Rating: 4.3/10 - Bad
From the first witches hanging I couldn’t wait for the Season to change. How could the same director that brought us Gone In Sixty Seconds and Swordfish contribute to creating such nonsense? I walked into the movie, ready to give it the benefit of the doubt; it had one of my favourite actors as leading man, Nicholas Cage, and a director known for coming up with stellar plots and endings. This only made the disappointment even more prominent and upsetting.

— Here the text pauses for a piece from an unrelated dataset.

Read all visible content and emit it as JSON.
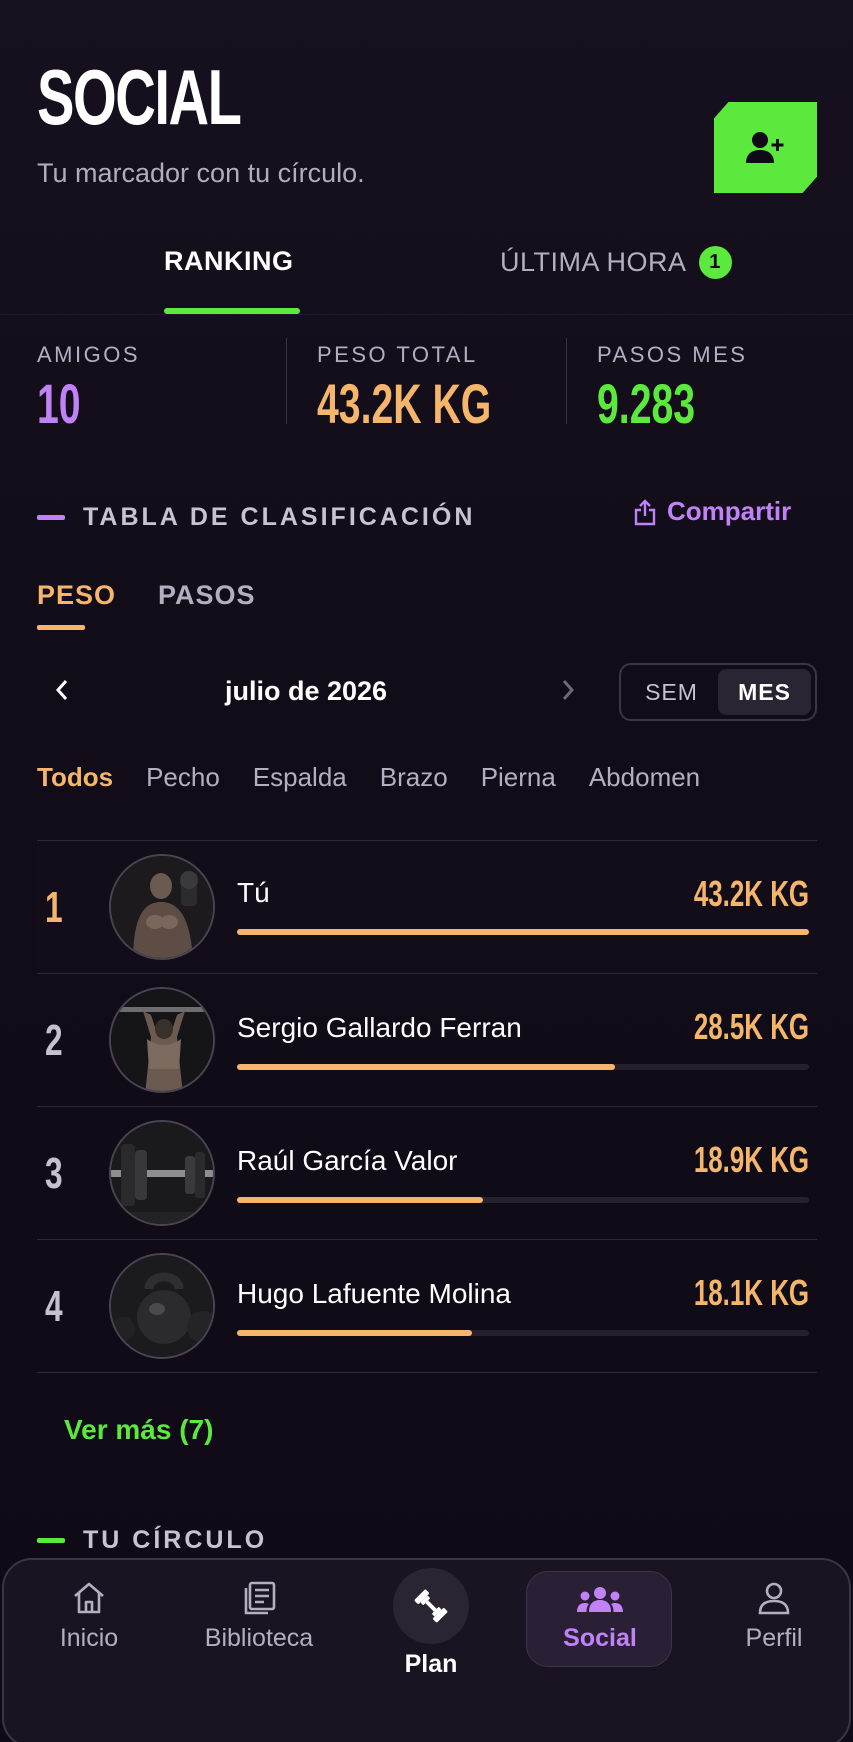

Director: Dominic Sena. Screenplay: Bragi F. Schut. Producers: Alex Gartner and Charles Roven. Executive Producers: Steve Alexander, Alex Glazer, Tom Karnowski, Ryan Kavanaugh and Tucker Tooley. Cinematographer: Amir M. Mokri. Editors: Bob Ducsay, Mark Helfrich and Dan Zimmerman. Score: Atil Orvarsson. Distributor: Relativity Media. Starring: Nicholas Cage, Ron Perlman, Claire Fay, Stephen Campbell Moore, Stephen Graham, Ulrich Thomsen, Robert Sheehan and Christopher Lee. Age Restriction: 16V. Running Time: 95 Minutes.

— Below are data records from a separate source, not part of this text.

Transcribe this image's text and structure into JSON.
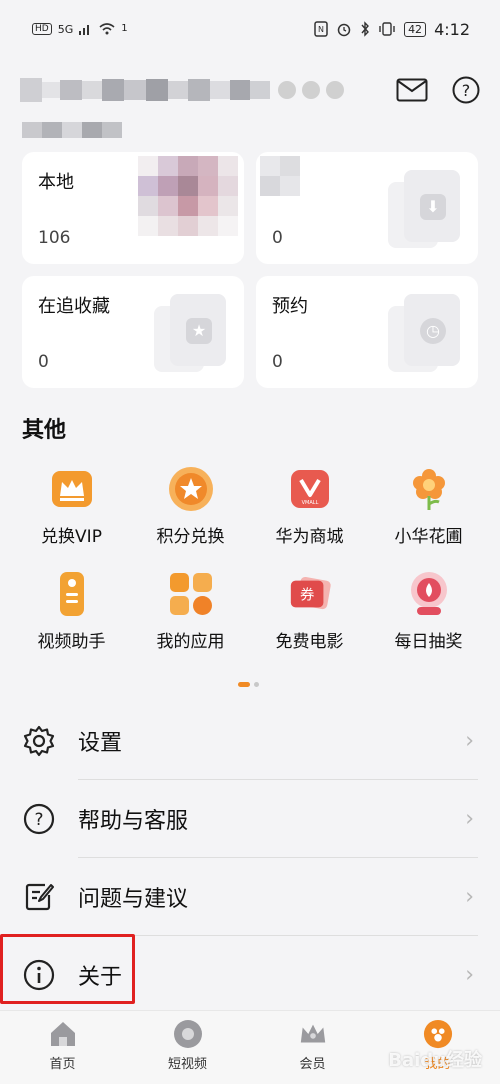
{
  "status_bar": {
    "left_badges": [
      "HD",
      "5G"
    ],
    "notification_count": "1",
    "battery": "42",
    "time": "4:12"
  },
  "header": {
    "mail_icon": "mail-icon",
    "help_icon": "help-icon"
  },
  "cards": [
    {
      "title": "本地",
      "count": "106",
      "icon": "phone-icon"
    },
    {
      "title": "",
      "count": "0",
      "icon": "download-icon"
    },
    {
      "title": "在追收藏",
      "count": "0",
      "icon": "star-icon"
    },
    {
      "title": "预约",
      "count": "0",
      "icon": "clock-icon"
    }
  ],
  "other": {
    "title": "其他",
    "apps": [
      {
        "label": "兑换VIP",
        "icon": "vip-crown-icon",
        "color": "#f39a2e"
      },
      {
        "label": "积分兑换",
        "icon": "points-star-icon",
        "color": "#f0892a"
      },
      {
        "label": "华为商城",
        "icon": "vmall-icon",
        "color": "#e85a4f"
      },
      {
        "label": "小华花圃",
        "icon": "flower-icon",
        "color": "#f5973a"
      },
      {
        "label": "视频助手",
        "icon": "remote-icon",
        "color": "#f2a233"
      },
      {
        "label": "我的应用",
        "icon": "apps-grid-icon",
        "color": "#f39a2e"
      },
      {
        "label": "免费电影",
        "icon": "ticket-icon",
        "color": "#e04b4b"
      },
      {
        "label": "每日抽奖",
        "icon": "lottery-icon",
        "color": "#e24e5f"
      }
    ]
  },
  "settings_list": [
    {
      "label": "设置",
      "icon": "gear-icon"
    },
    {
      "label": "帮助与客服",
      "icon": "question-circle-icon"
    },
    {
      "label": "问题与建议",
      "icon": "feedback-edit-icon"
    },
    {
      "label": "关于",
      "icon": "info-circle-icon"
    }
  ],
  "bottom_nav": [
    {
      "label": "首页",
      "icon": "home-icon",
      "active": false
    },
    {
      "label": "短视频",
      "icon": "short-video-icon",
      "active": false
    },
    {
      "label": "会员",
      "icon": "crown-icon",
      "active": false
    },
    {
      "label": "我的",
      "icon": "profile-icon",
      "active": true
    }
  ],
  "colors": {
    "accent": "#f08a24",
    "highlight_box": "#e02020",
    "background": "#f4f4f6"
  },
  "watermark": "Baidu经验"
}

The movie takes place during the 1430’s, a time where war’s were fought in the name of God, a time when man used His name as a way of wiping away anyone standing in the way. During the 14th century it was also a common occurrence to accuse any woman of witchcraft, most often the accusations were purely lies, speculation at best. The accused woman would then be brought to the priest, so that he may save her eternally damned soul, but her body had to be terminated, either by hanging or burning at the stake.
Behemen (Nicholas Cage) and Felson (Ron Perlman) play two knights saddled with the task of transporting a suspected witch to a monastery for sentencing. The “witch” (Claire Fay) is accused of unleashing a horrible plague that had killed hundreds of people in every town she had passed through. The film follows the knights and their companions (Stephen Campbell Moore, Stephen Graham, Ulrich Thomsen and Robert Sheehan) through a disturbing series of events, to an even more disturbing conclusion.

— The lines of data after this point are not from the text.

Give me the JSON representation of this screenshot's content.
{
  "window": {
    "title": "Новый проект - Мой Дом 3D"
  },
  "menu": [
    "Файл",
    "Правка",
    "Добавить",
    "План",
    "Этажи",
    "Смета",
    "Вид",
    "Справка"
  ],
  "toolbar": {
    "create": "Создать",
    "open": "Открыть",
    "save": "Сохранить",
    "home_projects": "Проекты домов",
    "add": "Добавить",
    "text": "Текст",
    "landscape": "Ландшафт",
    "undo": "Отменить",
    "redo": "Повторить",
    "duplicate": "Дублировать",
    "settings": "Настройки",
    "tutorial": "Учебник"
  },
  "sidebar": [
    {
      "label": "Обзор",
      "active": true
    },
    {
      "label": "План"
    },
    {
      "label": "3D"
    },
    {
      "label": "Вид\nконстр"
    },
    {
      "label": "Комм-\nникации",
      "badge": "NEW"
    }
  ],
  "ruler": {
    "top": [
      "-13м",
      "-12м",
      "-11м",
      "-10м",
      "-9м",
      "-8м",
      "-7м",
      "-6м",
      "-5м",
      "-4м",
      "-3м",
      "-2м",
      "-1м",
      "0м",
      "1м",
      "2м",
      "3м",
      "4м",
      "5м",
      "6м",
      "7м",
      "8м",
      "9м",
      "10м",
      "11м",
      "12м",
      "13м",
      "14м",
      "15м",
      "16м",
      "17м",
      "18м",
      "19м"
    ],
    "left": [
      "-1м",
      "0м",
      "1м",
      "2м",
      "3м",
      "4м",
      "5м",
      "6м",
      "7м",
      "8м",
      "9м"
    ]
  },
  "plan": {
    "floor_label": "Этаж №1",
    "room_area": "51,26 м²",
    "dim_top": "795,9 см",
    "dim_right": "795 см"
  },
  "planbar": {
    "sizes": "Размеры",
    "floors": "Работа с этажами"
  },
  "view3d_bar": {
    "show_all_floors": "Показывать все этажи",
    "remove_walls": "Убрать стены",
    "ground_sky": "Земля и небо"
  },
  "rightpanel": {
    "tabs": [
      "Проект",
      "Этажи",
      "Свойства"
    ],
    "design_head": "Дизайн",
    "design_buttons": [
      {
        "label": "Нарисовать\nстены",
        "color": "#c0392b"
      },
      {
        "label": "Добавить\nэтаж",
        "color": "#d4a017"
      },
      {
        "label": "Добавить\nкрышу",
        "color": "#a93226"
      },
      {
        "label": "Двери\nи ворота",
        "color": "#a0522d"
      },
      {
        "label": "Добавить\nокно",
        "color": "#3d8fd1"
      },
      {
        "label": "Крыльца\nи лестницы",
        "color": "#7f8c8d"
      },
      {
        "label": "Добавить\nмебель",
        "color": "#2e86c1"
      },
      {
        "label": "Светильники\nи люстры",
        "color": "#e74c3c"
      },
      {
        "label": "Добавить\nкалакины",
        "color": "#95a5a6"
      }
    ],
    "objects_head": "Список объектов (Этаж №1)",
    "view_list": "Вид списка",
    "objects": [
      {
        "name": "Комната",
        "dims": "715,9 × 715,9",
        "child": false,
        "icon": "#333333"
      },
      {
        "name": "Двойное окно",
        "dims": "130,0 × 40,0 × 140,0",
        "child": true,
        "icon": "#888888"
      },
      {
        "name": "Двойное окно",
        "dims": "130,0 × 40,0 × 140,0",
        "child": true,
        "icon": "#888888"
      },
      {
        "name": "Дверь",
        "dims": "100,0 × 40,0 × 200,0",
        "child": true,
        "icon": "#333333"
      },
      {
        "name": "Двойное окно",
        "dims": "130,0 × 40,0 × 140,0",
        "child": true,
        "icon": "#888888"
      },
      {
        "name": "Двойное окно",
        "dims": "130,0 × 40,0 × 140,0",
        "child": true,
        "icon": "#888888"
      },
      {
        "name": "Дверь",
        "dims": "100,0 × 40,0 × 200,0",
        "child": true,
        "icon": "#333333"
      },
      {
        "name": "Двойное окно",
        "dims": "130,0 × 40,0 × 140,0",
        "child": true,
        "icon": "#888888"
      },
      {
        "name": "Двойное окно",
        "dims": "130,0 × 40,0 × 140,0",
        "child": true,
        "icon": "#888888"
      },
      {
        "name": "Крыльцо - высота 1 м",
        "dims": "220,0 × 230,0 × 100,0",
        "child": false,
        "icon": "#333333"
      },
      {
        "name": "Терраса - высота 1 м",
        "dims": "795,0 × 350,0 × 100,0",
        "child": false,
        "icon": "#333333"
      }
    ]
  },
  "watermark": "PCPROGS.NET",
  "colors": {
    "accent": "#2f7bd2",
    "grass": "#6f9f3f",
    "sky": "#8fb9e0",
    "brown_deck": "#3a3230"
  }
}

This is a movie I wish had come with a rewind button for my brain, but alas you can’t unsee what has already been seen, thus I feel it s my duty to warn potential viewers of a restriction the movie so thoughtlessly failed to mention. This movie includes some upsetting Religious content that might offend sensitive viewers. I, myself was most definitely offended. The dialogue most certainly also contributed negatively to my rating of the movie; Cage and Perlman tried the whole witty warrior banter thing, but not even they could save the overall clumsiness of the dialogue.
Verdict: A disappointing, religiously upsetting movie, that heavy weight Nicholas Cage couldn’t even salvage.
Season Of The Witch is in cinemas now.